Twists With A Broomstick Or Body Bar 1 set x 100 reps. I do these just to stretch out my abs and warm up my obliques.
Leg Crossed Crunches 4 sets x 30 reps. I lie on my back in a regular crunch position, place my ankle on the opposite knee, and crunch toward my raised knee. So, if I start off by placing my right ankle on my left knee, with my arms behind my head, I try to touch my left elbow to my right knee.

This is great for the obliques. I do them really slow and squeeze at the top. 120 of these should give you a nice burn and leave them quite sore the next day. If you find they aren't sore, just throw in another exercise, such as side leg lifts.

printable workout logClick Here For A Printable Log Of Lower Ab Routine.

Ok, this should help with the problem of the muscles being too small or too smooth to show through.

2. Extra Body Fat

Now, this leaves the problem of that pesky fat. I talk about this in my previous article, "Getting Ripped for Summer". However, I have had a lot of questions about which type of cardio is best.
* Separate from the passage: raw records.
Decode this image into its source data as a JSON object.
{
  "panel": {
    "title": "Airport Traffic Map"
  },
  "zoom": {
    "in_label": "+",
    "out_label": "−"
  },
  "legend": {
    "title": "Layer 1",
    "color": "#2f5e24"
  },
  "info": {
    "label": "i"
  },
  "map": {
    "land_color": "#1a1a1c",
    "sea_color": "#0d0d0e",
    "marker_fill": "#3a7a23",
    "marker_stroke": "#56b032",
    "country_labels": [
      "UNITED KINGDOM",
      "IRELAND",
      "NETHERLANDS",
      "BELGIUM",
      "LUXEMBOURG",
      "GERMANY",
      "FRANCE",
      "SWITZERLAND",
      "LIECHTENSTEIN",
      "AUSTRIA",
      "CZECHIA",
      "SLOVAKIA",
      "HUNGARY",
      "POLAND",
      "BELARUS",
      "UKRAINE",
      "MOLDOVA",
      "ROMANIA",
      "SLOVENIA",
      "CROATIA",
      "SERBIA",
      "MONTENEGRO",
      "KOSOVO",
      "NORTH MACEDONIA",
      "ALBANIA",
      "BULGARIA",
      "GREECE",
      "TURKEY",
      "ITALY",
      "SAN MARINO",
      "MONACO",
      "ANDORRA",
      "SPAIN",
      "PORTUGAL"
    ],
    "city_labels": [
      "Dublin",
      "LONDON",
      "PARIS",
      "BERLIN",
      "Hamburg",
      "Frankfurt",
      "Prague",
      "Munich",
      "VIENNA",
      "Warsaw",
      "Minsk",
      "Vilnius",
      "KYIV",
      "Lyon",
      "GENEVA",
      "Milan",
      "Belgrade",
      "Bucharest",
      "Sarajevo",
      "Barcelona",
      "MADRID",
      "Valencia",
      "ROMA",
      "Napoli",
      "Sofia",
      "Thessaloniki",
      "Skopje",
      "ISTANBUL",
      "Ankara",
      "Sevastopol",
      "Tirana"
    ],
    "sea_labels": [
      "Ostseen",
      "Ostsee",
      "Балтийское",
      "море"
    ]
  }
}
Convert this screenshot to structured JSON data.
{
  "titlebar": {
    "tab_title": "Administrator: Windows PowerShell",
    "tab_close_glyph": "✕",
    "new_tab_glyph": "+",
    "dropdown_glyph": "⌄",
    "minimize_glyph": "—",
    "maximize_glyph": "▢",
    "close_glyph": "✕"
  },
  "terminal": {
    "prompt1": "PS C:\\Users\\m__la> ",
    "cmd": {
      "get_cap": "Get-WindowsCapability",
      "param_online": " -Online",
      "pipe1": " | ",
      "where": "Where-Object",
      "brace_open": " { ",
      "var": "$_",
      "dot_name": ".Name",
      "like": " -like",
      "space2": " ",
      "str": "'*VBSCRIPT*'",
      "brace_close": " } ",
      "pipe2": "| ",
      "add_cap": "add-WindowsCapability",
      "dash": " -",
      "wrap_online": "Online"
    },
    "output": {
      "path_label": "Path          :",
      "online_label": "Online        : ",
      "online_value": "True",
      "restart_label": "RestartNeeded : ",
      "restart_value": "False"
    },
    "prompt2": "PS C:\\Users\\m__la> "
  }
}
For me, personally, I enjoy the Stairmaster, because where I train I can monitor my heart rate constantly and I simply set it to 70% of my maximum and it speeds up, or slows down accordingly.
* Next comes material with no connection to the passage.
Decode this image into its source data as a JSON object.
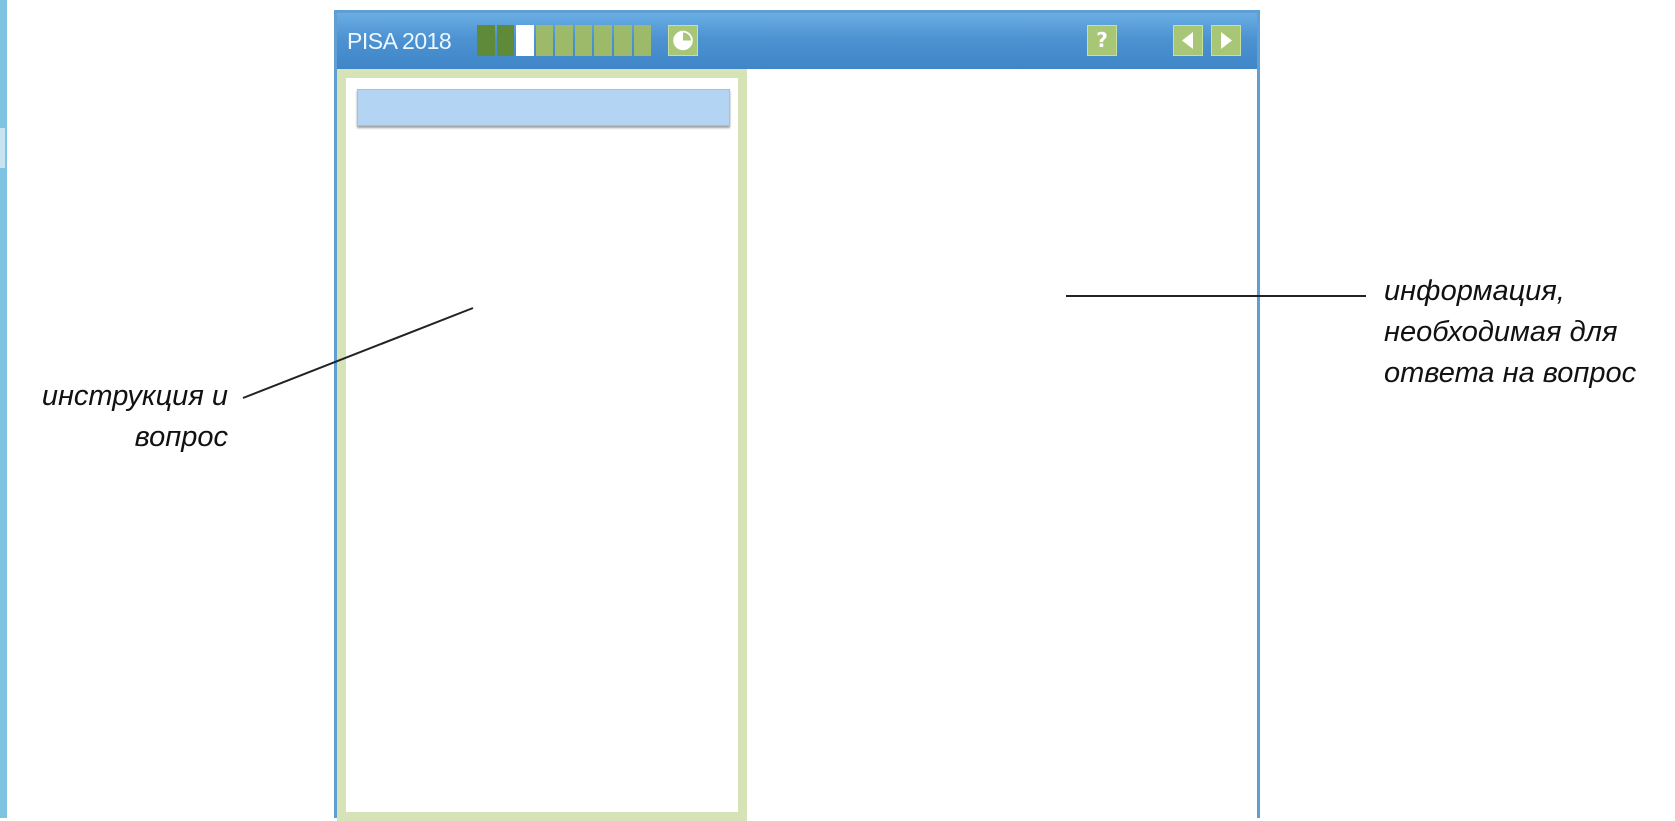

As long as you are keeping your heart rate in this training zone it's really just a personal preference. One of the most important things is motivation. Mixing up your types of cardio can help avoid boredom. But sometimes, this just isn't enough...
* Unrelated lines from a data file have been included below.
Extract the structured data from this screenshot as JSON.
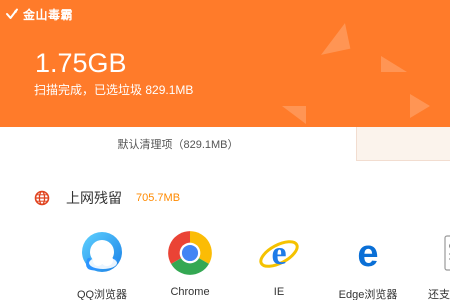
{
  "app": {
    "brand": "金山毒霸"
  },
  "header": {
    "size_value": "1.75GB",
    "scan_status_prefix": "扫描完成，已选垃圾",
    "scan_status_size": "829.1MB",
    "accent_color": "#ff7b2a"
  },
  "tabs": {
    "default_label": "默认清理项（829.1MB）"
  },
  "section": {
    "title": "上网残留",
    "size": "705.7MB",
    "icon": "globe-icon",
    "size_color": "#ff8a00"
  },
  "browsers": [
    {
      "label": "QQ浏览器",
      "icon": "qq-browser-icon"
    },
    {
      "label": "Chrome",
      "icon": "chrome-icon"
    },
    {
      "label": "IE",
      "icon": "ie-icon"
    },
    {
      "label": "Edge浏览器",
      "icon": "edge-icon"
    },
    {
      "label": "还支",
      "icon": "restore-icon"
    }
  ]
}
As I've mentioned, mixing up your cardio is a great way to avoid boredom. I like running outside instead of a treadmill session. Also, something as simple as using a different program on the machine (i.e.: manual, hill climb, interval, etc). My absolute favorite motivation tool is by far music.

I always have my mp3 player on me. Music can make the difference of a 275 lb bench and a 300 lb bench press. As well, the difference between a 25 min cardio session, and a 45 min cardio session. I like to have a mix, using more of a hard rock style for my workout and a mix of hip hop or even dance for my cardio sessions.

For me, the mirror is both my worst enemy and my best friend. One mirror may have terrible lighting, and I can feel horrible when looking at myself, however, another mirror, with good lighting can make me feel like a million dollars.

It's a good idea to set up a mirror somewhere with good lighting. When you're feeling unmotivated, just ten minutes of posing in this mirror can motivate you. Whatever gets you in to the gym. Everyone is different though, and these are just some ideas.


Friends really can make the difference. A friend of mine used to get me to say "Come on, number 2!" as I was spotting him. He said it made him think of coming second place, and pushed him to drive for those extra reps. I've also heard people calling each other "animals" and "machines". Whatever works!

I've even seen a guy get so excited because he picked a scab and was bleeding. He said the sight of blood got him pumped. I'm glad I changed gyms! Whatever works for you, though.

I have pictures of all my idols posted up around my room and especially on my fridge to help prevent those late night cravings. One thing I got from a motivational speaker at my school was the acronym "W.I.N." It stands for "What's Important Now?"

I taped this to my ceiling in my dorm room and every time I felt like hitting the snooze button at 6 a.m., I would see the sign, and it got me up every time. These are some of the things that have worked for me. Find what works for you and use it! There's nothing worse than being in a training plateau.

Keep training hard, and check back soon. I am going to be starting a weekly article to track my progress in gaining mass. I had to take 6 weeks off of training due to a hernia operation. Ironic thing is that I got the hernia from training! Let me tell you, the operation was not pleasant.

I couldn't even walk for a good 3 days, and the painkillers I was on just killed my appetite. I went from 196 lbs to 178 lbs in a matter of two weeks. If anyone has any ideas on supplement stacks they want tested let me know!


As always, keep your protein intake high, and some fat burners won't hurt at all. Check out the great tasting protein at Bodybuilding.com as well as their fat burning stacks—they're awesome!

Best of luck!